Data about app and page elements
⟨

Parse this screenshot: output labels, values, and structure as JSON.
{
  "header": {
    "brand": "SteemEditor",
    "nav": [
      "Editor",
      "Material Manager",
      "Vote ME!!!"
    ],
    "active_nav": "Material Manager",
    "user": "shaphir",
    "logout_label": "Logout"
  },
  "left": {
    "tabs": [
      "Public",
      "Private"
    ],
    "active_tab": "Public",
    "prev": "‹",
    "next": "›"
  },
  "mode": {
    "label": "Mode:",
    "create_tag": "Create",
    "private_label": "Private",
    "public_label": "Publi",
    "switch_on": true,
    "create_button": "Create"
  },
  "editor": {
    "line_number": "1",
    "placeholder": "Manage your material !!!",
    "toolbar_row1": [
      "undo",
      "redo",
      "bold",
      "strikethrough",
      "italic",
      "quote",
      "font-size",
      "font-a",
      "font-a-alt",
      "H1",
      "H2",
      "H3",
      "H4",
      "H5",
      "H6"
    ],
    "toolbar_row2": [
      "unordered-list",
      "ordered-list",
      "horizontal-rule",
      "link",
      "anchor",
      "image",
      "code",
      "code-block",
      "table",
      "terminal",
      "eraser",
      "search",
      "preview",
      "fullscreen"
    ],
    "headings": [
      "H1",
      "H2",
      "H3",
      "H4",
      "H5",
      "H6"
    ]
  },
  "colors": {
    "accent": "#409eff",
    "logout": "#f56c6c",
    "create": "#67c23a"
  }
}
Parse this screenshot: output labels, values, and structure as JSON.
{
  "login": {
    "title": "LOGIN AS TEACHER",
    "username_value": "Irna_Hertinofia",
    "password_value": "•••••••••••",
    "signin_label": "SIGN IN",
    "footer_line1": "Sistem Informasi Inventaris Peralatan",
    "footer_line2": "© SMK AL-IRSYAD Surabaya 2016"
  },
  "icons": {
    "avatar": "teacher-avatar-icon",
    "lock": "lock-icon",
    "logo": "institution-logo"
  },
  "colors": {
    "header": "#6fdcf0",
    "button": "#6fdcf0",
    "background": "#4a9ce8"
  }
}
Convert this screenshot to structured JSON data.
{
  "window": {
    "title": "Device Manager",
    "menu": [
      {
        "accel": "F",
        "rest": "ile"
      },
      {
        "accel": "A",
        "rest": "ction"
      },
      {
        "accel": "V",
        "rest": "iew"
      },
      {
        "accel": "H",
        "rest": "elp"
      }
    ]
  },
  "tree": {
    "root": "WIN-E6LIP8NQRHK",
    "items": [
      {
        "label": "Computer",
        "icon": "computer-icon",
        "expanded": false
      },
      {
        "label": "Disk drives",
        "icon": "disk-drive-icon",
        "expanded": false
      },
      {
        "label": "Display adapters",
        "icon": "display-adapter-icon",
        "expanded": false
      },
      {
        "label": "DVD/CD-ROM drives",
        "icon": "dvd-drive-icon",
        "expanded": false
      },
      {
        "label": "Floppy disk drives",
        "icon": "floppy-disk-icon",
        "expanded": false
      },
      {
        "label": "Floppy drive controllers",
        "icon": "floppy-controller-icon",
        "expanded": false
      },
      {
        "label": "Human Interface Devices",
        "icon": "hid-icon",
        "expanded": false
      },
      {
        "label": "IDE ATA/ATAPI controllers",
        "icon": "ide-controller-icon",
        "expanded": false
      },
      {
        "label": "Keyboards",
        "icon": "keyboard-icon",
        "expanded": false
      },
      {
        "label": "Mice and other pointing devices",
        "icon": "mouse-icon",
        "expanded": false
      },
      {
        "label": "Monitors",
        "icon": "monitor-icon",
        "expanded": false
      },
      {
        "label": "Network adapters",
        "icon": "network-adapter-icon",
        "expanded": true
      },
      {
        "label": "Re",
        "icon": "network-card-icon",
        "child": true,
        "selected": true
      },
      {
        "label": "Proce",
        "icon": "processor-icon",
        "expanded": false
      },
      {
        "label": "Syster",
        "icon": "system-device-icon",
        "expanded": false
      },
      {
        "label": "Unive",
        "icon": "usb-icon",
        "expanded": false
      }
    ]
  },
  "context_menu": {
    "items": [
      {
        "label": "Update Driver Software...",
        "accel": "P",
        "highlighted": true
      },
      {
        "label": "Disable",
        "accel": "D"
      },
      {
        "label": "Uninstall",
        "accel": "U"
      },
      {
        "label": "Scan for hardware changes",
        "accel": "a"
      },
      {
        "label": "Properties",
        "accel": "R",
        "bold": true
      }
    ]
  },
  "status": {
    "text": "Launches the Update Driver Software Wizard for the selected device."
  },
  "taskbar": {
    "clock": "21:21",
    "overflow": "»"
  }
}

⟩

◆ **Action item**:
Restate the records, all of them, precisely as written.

◆ **Solved exercise**:
Parse this screenshot: output labels, values, and structure as JSON.
{
  "header": {
    "brand": "SteemEditor",
    "nav": [
      "Editor",
      "Material Manager",
      "Vote ME!!!"
    ],
    "active_nav": "Material Manager",
    "user": "shaphir",
    "logout_label": "Logout"
  },
  "left": {
    "tabs": [
      "Public",
      "Private"
    ],
    "active_tab": "Public",
    "prev": "‹",
    "next": "›"
  },
  "mode": {
    "label": "Mode:",
    "create_tag": "Create",
    "private_label": "Private",
    "public_label": "Publi",
    "switch_on": true,
    "create_button": "Create"
  },
  "editor": {
    "line_number": "1",
    "placeholder": "Manage your material !!!",
    "toolbar_row1": [
      "undo",
      "redo",
      "bold",
      "strikethrough",
      "italic",
      "quote",
      "font-size",
      "font-a",
      "font-a-alt",
      "H1",
      "H2",
      "H3",
      "H4",
      "H5",
      "H6"
    ],
    "toolbar_row2": [
      "unordered-list",
      "ordered-list",
      "horizontal-rule",
      "link",
      "anchor",
      "image",
      "code",
      "code-block",
      "table",
      "terminal",
      "eraser",
      "search",
      "preview",
      "fullscreen"
    ],
    "headings": [
      "H1",
      "H2",
      "H3",
      "H4",
      "H5",
      "H6"
    ]
  },
  "colors": {
    "accent": "#409eff",
    "logout": "#f56c6c",
    "create": "#67c23a"
  }
}
Parse this screenshot: output labels, values, and structure as JSON.
{
  "login": {
    "title": "LOGIN AS TEACHER",
    "username_value": "Irna_Hertinofia",
    "password_value": "•••••••••••",
    "signin_label": "SIGN IN",
    "footer_line1": "Sistem Informasi Inventaris Peralatan",
    "footer_line2": "© SMK AL-IRSYAD Surabaya 2016"
  },
  "icons": {
    "avatar": "teacher-avatar-icon",
    "lock": "lock-icon",
    "logo": "institution-logo"
  },
  "colors": {
    "header": "#6fdcf0",
    "button": "#6fdcf0",
    "background": "#4a9ce8"
  }
}
Convert this screenshot to structured JSON data.
{
  "window": {
    "title": "Device Manager",
    "menu": [
      {
        "accel": "F",
        "rest": "ile"
      },
      {
        "accel": "A",
        "rest": "ction"
      },
      {
        "accel": "V",
        "rest": "iew"
      },
      {
        "accel": "H",
        "rest": "elp"
      }
    ]
  },
  "tree": {
    "root": "WIN-E6LIP8NQRHK",
    "items": [
      {
        "label": "Computer",
        "icon": "computer-icon",
        "expanded": false
      },
      {
        "label": "Disk drives",
        "icon": "disk-drive-icon",
        "expanded": false
      },
      {
        "label": "Display adapters",
        "icon": "display-adapter-icon",
        "expanded": false
      },
      {
        "label": "DVD/CD-ROM drives",
        "icon": "dvd-drive-icon",
        "expanded": false
      },
      {
        "label": "Floppy disk drives",
        "icon": "floppy-disk-icon",
        "expanded": false
      },
      {
        "label": "Floppy drive controllers",
        "icon": "floppy-controller-icon",
        "expanded": false
      },
      {
        "label": "Human Interface Devices",
        "icon": "hid-icon",
        "expanded": false
      },
      {
        "label": "IDE ATA/ATAPI controllers",
        "icon": "ide-controller-icon",
        "expanded": false
      },
      {
        "label": "Keyboards",
        "icon": "keyboard-icon",
        "expanded": false
      },
      {
        "label": "Mice and other pointing devices",
        "icon": "mouse-icon",
        "expanded": false
      },
      {
        "label": "Monitors",
        "icon": "monitor-icon",
        "expanded": false
      },
      {
        "label": "Network adapters",
        "icon": "network-adapter-icon",
        "expanded": true
      },
      {
        "label": "Re",
        "icon": "network-card-icon",
        "child": true,
        "selected": true
      },
      {
        "label": "Proce",
        "icon": "processor-icon",
        "expanded": false
      },
      {
        "label": "Syster",
        "icon": "system-device-icon",
        "expanded": false
      },
      {
        "label": "Unive",
        "icon": "usb-icon",
        "expanded": false
      }
    ]
  },
  "context_menu": {
    "items": [
      {
        "label": "Update Driver Software...",
        "accel": "P",
        "highlighted": true
      },
      {
        "label": "Disable",
        "accel": "D"
      },
      {
        "label": "Uninstall",
        "accel": "U"
      },
      {
        "label": "Scan for hardware changes",
        "accel": "a"
      },
      {
        "label": "Properties",
        "accel": "R",
        "bold": true
      }
    ]
  },
  "status": {
    "text": "Launches the Update Driver Software Wizard for the selected device."
  },
  "taskbar": {
    "clock": "21:21",
    "overflow": "»"
  }
}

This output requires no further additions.